It is widely known that Fixed Income securities are well suited for investors looking for reliable income streams and preservation of capital, but the ownership type of these securities is also important. When investors buy fixed income securities, they are ostensibly lending money to a borrower in exchange for specified interest payments and the return of principal when the bond is either called or matured. Most commonly, losses may occur if an issuer defaults or interest rates rise and the security is sold realizing a loss.
A recent Moody’s study, which compared the cumulative default rates for Municipal and Corporate bonds from 1970-2018 that held a Moody’s rating highlighted the historical strength of municipal securities vs their corporate relatives. Rated Corporate securities were 30 times more likely to default in the 10 years after being issued than rated Municipal bonds (8.84% vs .29%).
As PIM Portfolio Manager, I work with clients to help build bond portfolios that can tailor interest payments, liquidity needs, credit quality, duration and tax efficiency to their specific needs. Investment decisions are made at the individual level and thus may be more desirable than other ownership types. For fixed income investors, I believe the benefits of holding individual securities, rather than pooled investment vehicles such as mutual funds or ETF’s, provides increased transparency and control over their holdings. With pooled investment vehicles, the Portfolio Manager(s) must buy and sell securities to satisfy the collective needs of all its investors along with any inflows or redemption needs. There may be unexpected tax bills with some with mutual funds or ETF’s. It is the flexibility of using individual securities, combined with the historical strength of fixed income markets that help our clients preserve the wealth they have worked so hard to achieve.
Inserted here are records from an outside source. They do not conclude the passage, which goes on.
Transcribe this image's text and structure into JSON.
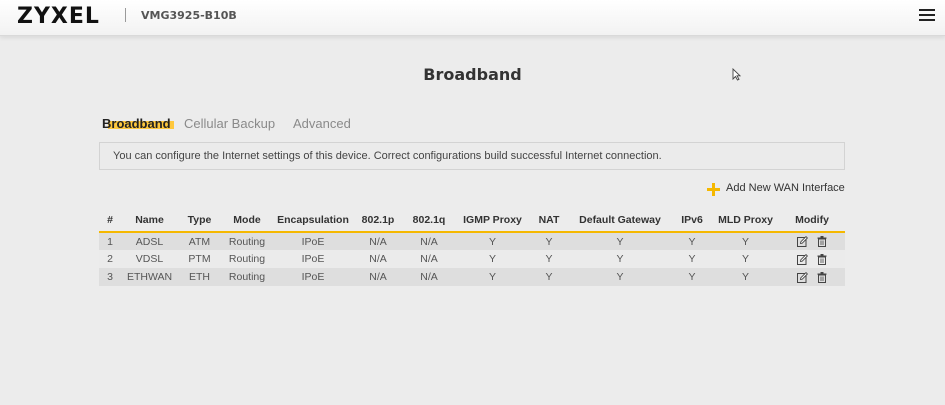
{
  "header": {
    "logo": "ZYXEL",
    "model": "VMG3925-B10B",
    "menu_icon": "hamburger-menu-icon"
  },
  "page": {
    "title": "Broadband"
  },
  "tabs": [
    {
      "label": "Broadband",
      "active": true
    },
    {
      "label": "Cellular Backup",
      "active": false
    },
    {
      "label": "Advanced",
      "active": false
    }
  ],
  "info": "You can configure the Internet settings of this device. Correct configurations build successful Internet connection.",
  "add_wan": {
    "label": "Add New WAN Interface",
    "icon": "plus-icon"
  },
  "table": {
    "headers": [
      "#",
      "Name",
      "Type",
      "Mode",
      "Encapsulation",
      "802.1p",
      "802.1q",
      "IGMP Proxy",
      "NAT",
      "Default Gateway",
      "IPv6",
      "MLD Proxy",
      "Modify"
    ],
    "rows": [
      [
        "1",
        "ADSL",
        "ATM",
        "Routing",
        "IPoE",
        "N/A",
        "N/A",
        "Y",
        "Y",
        "Y",
        "Y",
        "Y"
      ],
      [
        "2",
        "VDSL",
        "PTM",
        "Routing",
        "IPoE",
        "N/A",
        "N/A",
        "Y",
        "Y",
        "Y",
        "Y",
        "Y"
      ],
      [
        "3",
        "ETHWAN",
        "ETH",
        "Routing",
        "IPoE",
        "N/A",
        "N/A",
        "Y",
        "Y",
        "Y",
        "Y",
        "Y"
      ]
    ],
    "modify_icons": [
      "edit-icon",
      "trash-icon"
    ]
  },
  "colors": {
    "accent": "#f5b800",
    "background": "#ececec",
    "row_odd": "#dedede",
    "row_even": "#ebebeb"
  }
}
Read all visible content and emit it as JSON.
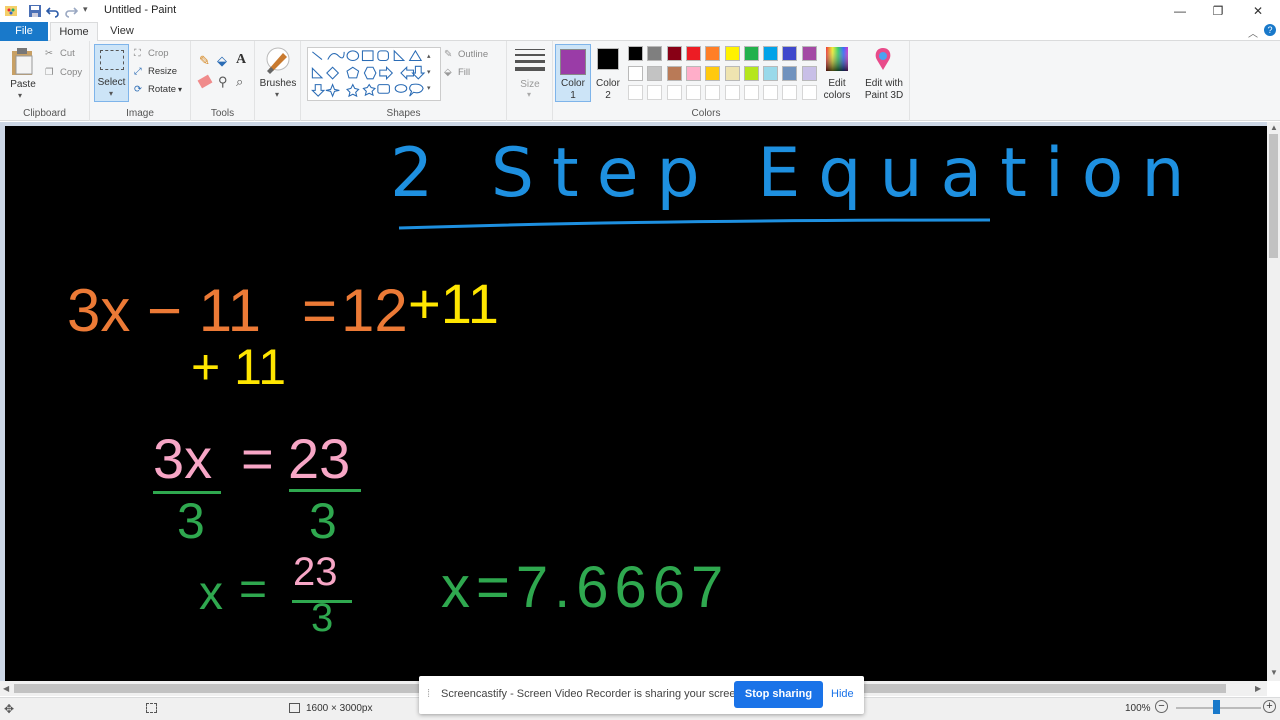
{
  "window": {
    "title": "Untitled - Paint",
    "minimize": "—",
    "maximize": "❐",
    "close": "✕"
  },
  "menu": {
    "file": "File",
    "home": "Home",
    "view": "View"
  },
  "ribbon": {
    "clipboard": {
      "label": "Clipboard",
      "paste": "Paste",
      "cut": "Cut",
      "copy": "Copy"
    },
    "image": {
      "label": "Image",
      "select": "Select",
      "crop": "Crop",
      "resize": "Resize",
      "rotate": "Rotate"
    },
    "tools": {
      "label": "Tools"
    },
    "brushes": {
      "label": "Brushes"
    },
    "shapes": {
      "label": "Shapes",
      "outline": "Outline",
      "fill": "Fill"
    },
    "size": {
      "label": "Size"
    },
    "colors": {
      "label": "Colors",
      "color1": "Color\n1",
      "color2": "Color\n2",
      "color1_value": "#9a3ca7",
      "color2_value": "#000000",
      "edit_colors": "Edit\ncolors",
      "edit_paint3d": "Edit with\nPaint 3D",
      "palette_row1": [
        "#000000",
        "#7f7f7f",
        "#880015",
        "#ed1c24",
        "#ff7f27",
        "#fff200",
        "#22b14c",
        "#00a2e8",
        "#3f48cc",
        "#a349a4"
      ],
      "palette_row2": [
        "#ffffff",
        "#c3c3c3",
        "#b97a57",
        "#ffaec9",
        "#ffc90e",
        "#efe4b0",
        "#b5e61d",
        "#99d9ea",
        "#7092be",
        "#c8bfe7"
      ]
    }
  },
  "canvas": {
    "title": "2 Step Equation",
    "title_color": "#1e90e0",
    "line1_left": "3x − 11",
    "line1_eq": "=",
    "line1_right": "12",
    "line1_add_right": "+11",
    "line2_add_left": "+ 11",
    "line3_left": "3x",
    "line3_eq": "=",
    "line3_right": "23",
    "line3_den_left": "3",
    "line3_den_right": "3",
    "line4_left": "x",
    "line4_eq": "=",
    "line4_num": "23",
    "line4_den": "3",
    "result": "x=7.6667",
    "orange": "#ec7a36",
    "yellow": "#ffe600",
    "pink": "#f7a6c6",
    "green": "#2fa84f"
  },
  "status": {
    "canvas_size": "1600 × 3000px",
    "zoom": "100%"
  },
  "share": {
    "text": "Screencastify - Screen Video Recorder is sharing your screen.",
    "stop": "Stop sharing",
    "hide": "Hide"
  }
}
Investments in fixed-income securities are subject to market, interest rate, credit and other risks. Bond prices fluctuate inversely to changes in interest rates. Therefore, a general rise in interest rates can cause a bond’s price to fall. Credit risk is the risk that an issuer will default on payments of interest and/or principal. This risk is heightened in lower rated bonds. If sold prior to maturity, fixed income securities are subject to market risk. All fixed income investments may be worth less than their original cost upon redemption or maturity.
Fees for the PIM program include Advisory services, performance measurement, transaction costs, custody services and trading. Fees are based on the assets in the account and are assessed quarterly. There is a minimum fee of $250 per calendar quarter to maintain this type of account. The fees do not cover the fees and expenses of any underlying packaged product used in your portfolio. Advisory accounts are not appropriate for all investors. During periods of lower trading activity, your costs might be lower if our compensation was based on commissions. Please carefully review the Wells Fargo Advisors advisory disclosure document for a full description of our services, including fees and expenses. The minimum account size for this program is $50,000.